• _Work to be completed_: Could you return the whole listing exactly?

• _Records supplied_:

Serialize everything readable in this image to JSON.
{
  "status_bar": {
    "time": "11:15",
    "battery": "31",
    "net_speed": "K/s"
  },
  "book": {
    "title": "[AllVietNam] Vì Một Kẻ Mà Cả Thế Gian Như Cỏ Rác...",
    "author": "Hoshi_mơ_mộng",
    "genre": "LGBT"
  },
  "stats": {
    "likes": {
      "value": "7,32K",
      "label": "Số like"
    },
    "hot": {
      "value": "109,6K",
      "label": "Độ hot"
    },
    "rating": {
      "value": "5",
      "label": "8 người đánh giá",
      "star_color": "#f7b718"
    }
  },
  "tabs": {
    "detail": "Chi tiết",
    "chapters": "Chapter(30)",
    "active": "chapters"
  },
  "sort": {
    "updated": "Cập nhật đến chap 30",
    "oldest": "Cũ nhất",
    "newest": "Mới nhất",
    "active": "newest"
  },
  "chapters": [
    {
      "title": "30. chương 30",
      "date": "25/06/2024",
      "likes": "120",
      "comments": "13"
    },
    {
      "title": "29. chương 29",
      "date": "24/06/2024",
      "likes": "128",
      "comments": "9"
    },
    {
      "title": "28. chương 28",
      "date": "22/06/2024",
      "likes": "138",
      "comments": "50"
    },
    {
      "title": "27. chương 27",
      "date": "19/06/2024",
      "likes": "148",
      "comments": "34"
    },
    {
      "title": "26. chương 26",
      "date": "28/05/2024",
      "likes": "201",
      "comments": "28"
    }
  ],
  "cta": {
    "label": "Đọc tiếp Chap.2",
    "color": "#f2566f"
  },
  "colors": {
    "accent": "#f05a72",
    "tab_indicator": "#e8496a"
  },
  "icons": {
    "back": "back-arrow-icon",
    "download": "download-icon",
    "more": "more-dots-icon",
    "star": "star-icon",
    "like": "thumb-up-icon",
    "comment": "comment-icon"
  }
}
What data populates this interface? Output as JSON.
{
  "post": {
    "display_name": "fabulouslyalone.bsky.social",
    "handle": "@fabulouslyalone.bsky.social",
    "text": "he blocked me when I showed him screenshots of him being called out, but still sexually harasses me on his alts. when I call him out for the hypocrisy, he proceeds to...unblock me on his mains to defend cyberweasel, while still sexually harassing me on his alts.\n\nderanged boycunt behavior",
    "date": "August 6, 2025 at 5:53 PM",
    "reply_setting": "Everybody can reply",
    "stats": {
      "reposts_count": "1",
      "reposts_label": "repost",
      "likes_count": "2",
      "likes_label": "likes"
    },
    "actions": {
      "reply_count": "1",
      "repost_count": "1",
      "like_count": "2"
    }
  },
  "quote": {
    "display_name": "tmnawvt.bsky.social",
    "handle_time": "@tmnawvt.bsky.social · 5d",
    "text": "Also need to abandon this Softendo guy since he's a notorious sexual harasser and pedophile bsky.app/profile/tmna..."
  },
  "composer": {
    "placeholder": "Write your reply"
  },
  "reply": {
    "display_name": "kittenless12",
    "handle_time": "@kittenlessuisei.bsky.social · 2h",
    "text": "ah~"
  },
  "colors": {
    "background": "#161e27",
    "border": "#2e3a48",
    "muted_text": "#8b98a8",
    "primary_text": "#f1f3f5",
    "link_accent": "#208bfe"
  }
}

• _Written solution_:
Serialize everything readable in this image to JSON.
{
  "status_bar": {
    "time": "11:15",
    "battery": "31",
    "net_speed": "K/s"
  },
  "book": {
    "title": "[AllVietNam] Vì Một Kẻ Mà Cả Thế Gian Như Cỏ Rác...",
    "author": "Hoshi_mơ_mộng",
    "genre": "LGBT"
  },
  "stats": {
    "likes": {
      "value": "7,32K",
      "label": "Số like"
    },
    "hot": {
      "value": "109,6K",
      "label": "Độ hot"
    },
    "rating": {
      "value": "5",
      "label": "8 người đánh giá",
      "star_color": "#f7b718"
    }
  },
  "tabs": {
    "detail": "Chi tiết",
    "chapters": "Chapter(30)",
    "active": "chapters"
  },
  "sort": {
    "updated": "Cập nhật đến chap 30",
    "oldest": "Cũ nhất",
    "newest": "Mới nhất",
    "active": "newest"
  },
  "chapters": [
    {
      "title": "30. chương 30",
      "date": "25/06/2024",
      "likes": "120",
      "comments": "13"
    },
    {
      "title": "29. chương 29",
      "date": "24/06/2024",
      "likes": "128",
      "comments": "9"
    },
    {
      "title": "28. chương 28",
      "date": "22/06/2024",
      "likes": "138",
      "comments": "50"
    },
    {
      "title": "27. chương 27",
      "date": "19/06/2024",
      "likes": "148",
      "comments": "34"
    },
    {
      "title": "26. chương 26",
      "date": "28/05/2024",
      "likes": "201",
      "comments": "28"
    }
  ],
  "cta": {
    "label": "Đọc tiếp Chap.2",
    "color": "#f2566f"
  },
  "colors": {
    "accent": "#f05a72",
    "tab_indicator": "#e8496a"
  },
  "icons": {
    "back": "back-arrow-icon",
    "download": "download-icon",
    "more": "more-dots-icon",
    "star": "star-icon",
    "like": "thumb-up-icon",
    "comment": "comment-icon"
  }
}
What data populates this interface? Output as JSON.
{
  "post": {
    "display_name": "fabulouslyalone.bsky.social",
    "handle": "@fabulouslyalone.bsky.social",
    "text": "he blocked me when I showed him screenshots of him being called out, but still sexually harasses me on his alts. when I call him out for the hypocrisy, he proceeds to...unblock me on his mains to defend cyberweasel, while still sexually harassing me on his alts.\n\nderanged boycunt behavior",
    "date": "August 6, 2025 at 5:53 PM",
    "reply_setting": "Everybody can reply",
    "stats": {
      "reposts_count": "1",
      "reposts_label": "repost",
      "likes_count": "2",
      "likes_label": "likes"
    },
    "actions": {
      "reply_count": "1",
      "repost_count": "1",
      "like_count": "2"
    }
  },
  "quote": {
    "display_name": "tmnawvt.bsky.social",
    "handle_time": "@tmnawvt.bsky.social · 5d",
    "text": "Also need to abandon this Softendo guy since he's a notorious sexual harasser and pedophile bsky.app/profile/tmna..."
  },
  "composer": {
    "placeholder": "Write your reply"
  },
  "reply": {
    "display_name": "kittenless12",
    "handle_time": "@kittenlessuisei.bsky.social · 2h",
    "text": "ah~"
  },
  "colors": {
    "background": "#161e27",
    "border": "#2e3a48",
    "muted_text": "#8b98a8",
    "primary_text": "#f1f3f5",
    "link_accent": "#208bfe"
  }
}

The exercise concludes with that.